ALJ denies the claim if the claimant does not have a severe
impairment or combination of impairments significantly
limiting him from performing basic work activities.
Id. At step three, the ALJ compares the
claimant's impairment to those in the Listing of
Impairments. See 20 C.F.R. Part 404, Subpart P, App.
1. If the impairment is listed, or equivalent to a listed
impairment, disability is conclusively presumed without
considering the claimant's age, education, and work
experience. 20 C.F.R. § 416.920(d). However, if the
impairment does not meet or equal a listed impairment, the
ALJ then makes a residual functional capacity
("RFC") finding. 20 C.F.R. § 404.1545(e).
making an RFC finding, the ALJ's considers both severe
and non-severe impairments, and any combination thereof, and
takes into account both objective medical evidence as well as
subjective complaints of pain and limitations. 20 C.F.R.
§ 404.1545(e). The ALJ further considers the
claimant's ability to meet the physical, mental, sensory,
and other requirements of accomplishing work. 20 C.F.R.
§ 404.1545(a)(4). An RFC finding is meant to reflect the
most that a claimant can do, despite his limitations. 20
C.F.R. § 404.1545(a)(1). Moreover, an RFC finding should
reflect the claimant's ability to perform sustained
work-related activities in a work setting on regular and
continuing basis, meaning eight-hours per day, five days per
week. See SSR 96-8p; Hines v. Barnhart, 453
F.3d 559, 562 (4th Cir. 2006).
four, the ALJ considers a claimant's RFC to determine
whether he can perform past relevant work ("PRW")
despite his impairments. 20 C.F.R. § 416.920(a)(4). If
not, the ALJ proceeds to step five of the analysis:
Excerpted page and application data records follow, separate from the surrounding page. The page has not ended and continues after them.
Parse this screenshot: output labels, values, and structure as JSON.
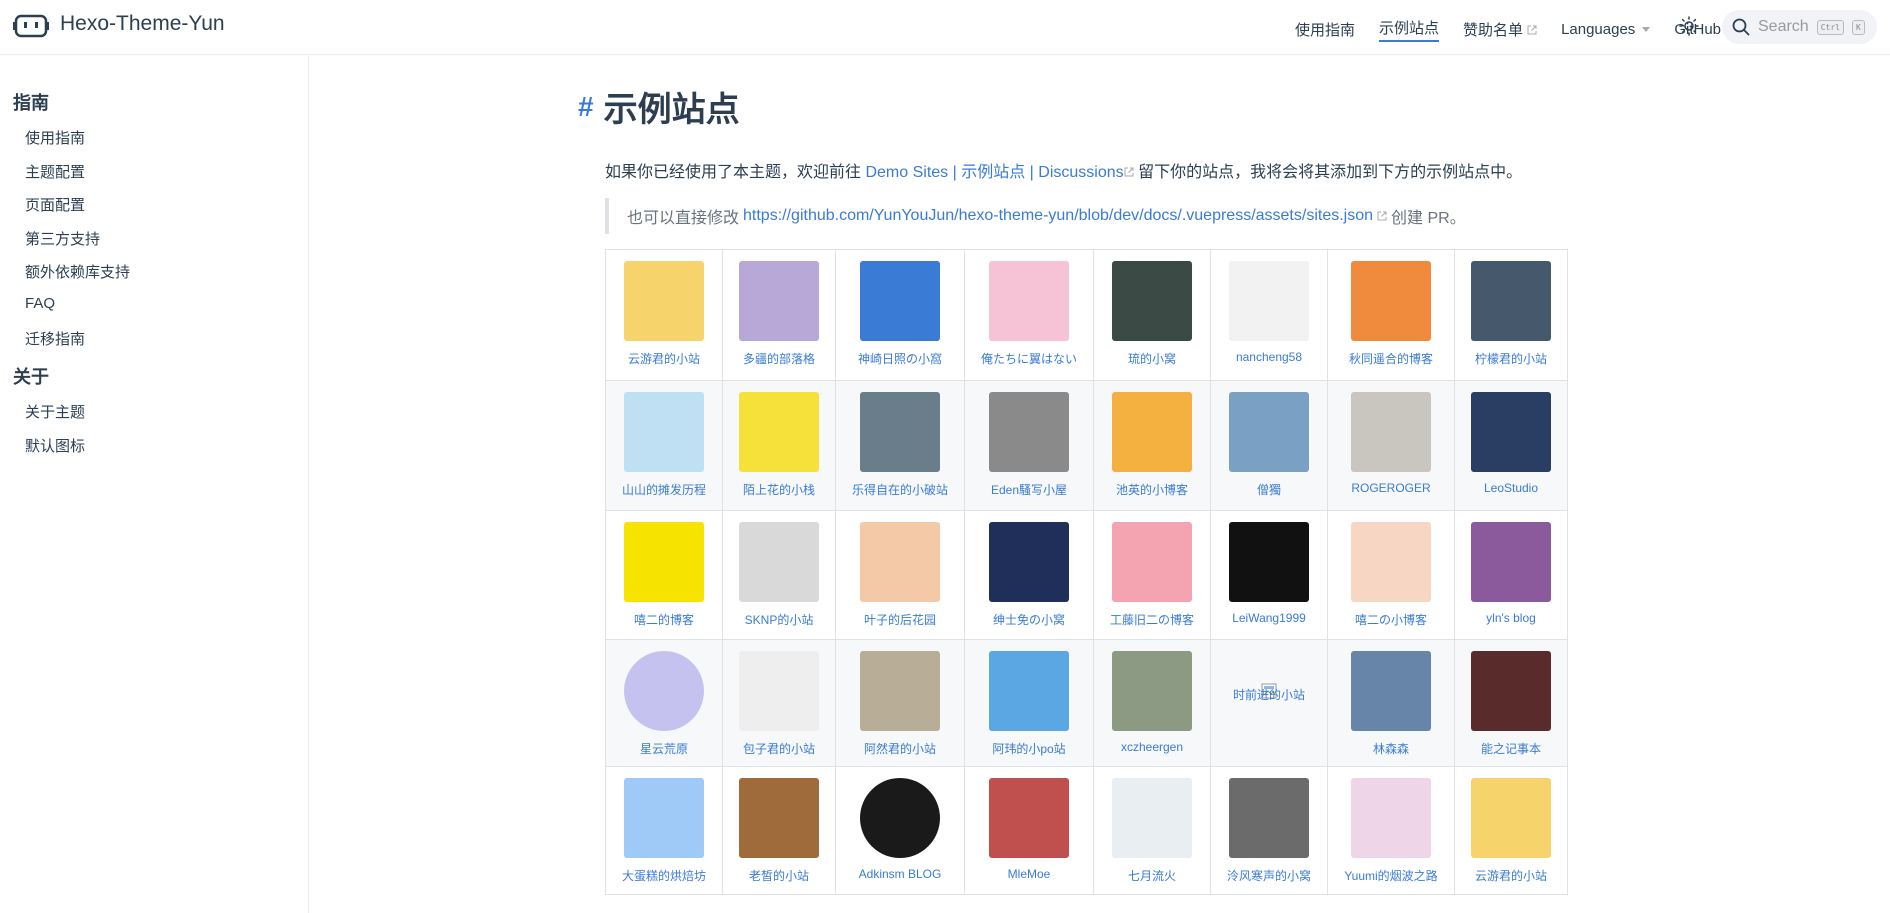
{
  "navbar": {
    "site_name": "Hexo-Theme-Yun",
    "links": [
      {
        "label": "使用指南",
        "external": false,
        "active": false
      },
      {
        "label": "示例站点",
        "external": false,
        "active": true
      },
      {
        "label": "赞助名单",
        "external": true,
        "active": false
      },
      {
        "label": "Languages",
        "dropdown": true,
        "active": false
      },
      {
        "label": "GitHub",
        "external": true,
        "active": false
      }
    ],
    "search_placeholder": "Search",
    "kbd_ctrl": "Ctrl",
    "kbd_k": "K"
  },
  "sidebar": {
    "groups": [
      {
        "heading": "指南",
        "items": [
          "使用指南",
          "主题配置",
          "页面配置",
          "第三方支持",
          "额外依赖库支持",
          "FAQ",
          "迁移指南"
        ]
      },
      {
        "heading": "关于",
        "items": [
          "关于主题",
          "默认图标"
        ]
      }
    ]
  },
  "content": {
    "hash": "#",
    "title": "示例站点",
    "intro_before": "如果你已经使用了本主题，欢迎前往",
    "intro_link": "Demo Sites | 示例站点 | Discussions",
    "intro_after": "留下你的站点，我将会将其添加到下方的示例站点中。",
    "tip_before": "也可以直接修改",
    "tip_link": "https://github.com/YunYouJun/hexo-theme-yun/blob/dev/docs/.vuepress/assets/sites.json",
    "tip_after": "创建 PR。"
  },
  "colors": {
    "accent": "#3a7bd5",
    "text": "#2c3e50",
    "border": "#dfe2e5"
  },
  "sites": [
    [
      {
        "name": "云游君的小站",
        "color": "#f6d36b"
      },
      {
        "name": "多疆的部落格",
        "color": "#b7a8d8"
      },
      {
        "name": "神崎日照の小窩",
        "color": "#3a7bd5"
      },
      {
        "name": "俺たちに翼はない",
        "color": "#f5c3d5"
      },
      {
        "name": "琉的小窝",
        "color": "#3b4a45"
      },
      {
        "name": "nancheng58",
        "color": "#f2f2f2"
      },
      {
        "name": "秋同遥合的博客",
        "color": "#f08a3c"
      },
      {
        "name": "柠檬君的小站",
        "color": "#46586b"
      }
    ],
    [
      {
        "name": "山山的摊发历程",
        "color": "#bfe0f3"
      },
      {
        "name": "陌上花的小栈",
        "color": "#f6e13a"
      },
      {
        "name": "乐得自在的小破站",
        "color": "#6a7d8a"
      },
      {
        "name": "Eden騷写小屋",
        "color": "#8a8a8a"
      },
      {
        "name": "池英的小博客",
        "color": "#f4b13f"
      },
      {
        "name": "僧獨",
        "color": "#7aa0c4"
      },
      {
        "name": "ROGEROGER",
        "color": "#c9c6bf"
      },
      {
        "name": "LeoStudio",
        "color": "#2a3d63"
      }
    ],
    [
      {
        "name": "嘻二的博客",
        "color": "#f7e300"
      },
      {
        "name": "SKNP的小站",
        "color": "#d9d9d9"
      },
      {
        "name": "叶子的后花园",
        "color": "#f3c9a8"
      },
      {
        "name": "绅士免の小窝",
        "color": "#1f2f5a"
      },
      {
        "name": "工藤旧二の博客",
        "color": "#f3a4b0"
      },
      {
        "name": "LeiWang1999",
        "color": "#111111"
      },
      {
        "name": "嘻二の小博客",
        "color": "#f7d7c4"
      },
      {
        "name": "yln's blog",
        "color": "#8a5a9c"
      }
    ],
    [
      {
        "name": "星云荒原",
        "color": "#c6c2ef",
        "round": true
      },
      {
        "name": "包子君的小站",
        "color": "#eeeeee"
      },
      {
        "name": "阿然君的小站",
        "color": "#b8ad96"
      },
      {
        "name": "阿玮的小po站",
        "color": "#5aa7e3"
      },
      {
        "name": "xczheergen",
        "color": "#8c9a83"
      },
      {
        "name": "时前进的小站",
        "color": "",
        "broken": true
      },
      {
        "name": "林森森",
        "color": "#6785a8"
      },
      {
        "name": "能之记事本",
        "color": "#5a2b2b"
      }
    ],
    [
      {
        "name": "大蛋糕的烘焙坊",
        "color": "#9fcaf7"
      },
      {
        "name": "老皙的小站",
        "color": "#a06b3a"
      },
      {
        "name": "Adkinsm BLOG",
        "color": "#1a1a1a",
        "round": true
      },
      {
        "name": "MleMoe",
        "color": "#c0504d"
      },
      {
        "name": "七月流火",
        "color": "#e9eef2"
      },
      {
        "name": "泠风寒声的小窝",
        "color": "#6b6b6b"
      },
      {
        "name": "Yuumi的烟波之路",
        "color": "#eed5e8"
      },
      {
        "name": "云游君的小站",
        "color": "#f6d36b"
      }
    ]
  ]
}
establishing whether the claimant-based on his RFC, age,
education, and work experience-can make an adjustment to